**Work task**
What you return must be the full data, repeated verbatim, with no pictures in it.

=== Section Start ===

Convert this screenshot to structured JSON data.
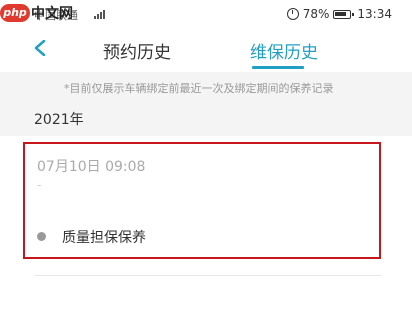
{
  "status_bar": {
    "carrier": "中国联通",
    "battery": "78%",
    "time": "13:34"
  },
  "logo": {
    "badge": "php",
    "text": "中文网"
  },
  "nav": {
    "tabs": [
      {
        "label": "预约历史",
        "active": false
      },
      {
        "label": "维保历史",
        "active": true
      }
    ],
    "accent_color": "#21a0c3"
  },
  "notice": "*目前仅展示车辆绑定前最近一次及绑定期间的保养记录",
  "records_section": {
    "year": "2021年",
    "records": [
      {
        "datetime": "07月10日 09:08",
        "subtitle": "-",
        "type": "质量担保保养"
      }
    ]
  },
  "highlight_color": "#c8161d"
}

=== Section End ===

**Result of this task**
Convert this screenshot to structured JSON data.
{
  "status_bar": {
    "carrier": "中国联通",
    "battery": "78%",
    "time": "13:34"
  },
  "logo": {
    "badge": "php",
    "text": "中文网"
  },
  "nav": {
    "tabs": [
      {
        "label": "预约历史",
        "active": false
      },
      {
        "label": "维保历史",
        "active": true
      }
    ],
    "accent_color": "#21a0c3"
  },
  "notice": "*目前仅展示车辆绑定前最近一次及绑定期间的保养记录",
  "records_section": {
    "year": "2021年",
    "records": [
      {
        "datetime": "07月10日 09:08",
        "subtitle": "-",
        "type": "质量担保保养"
      }
    ]
  },
  "highlight_color": "#c8161d"
}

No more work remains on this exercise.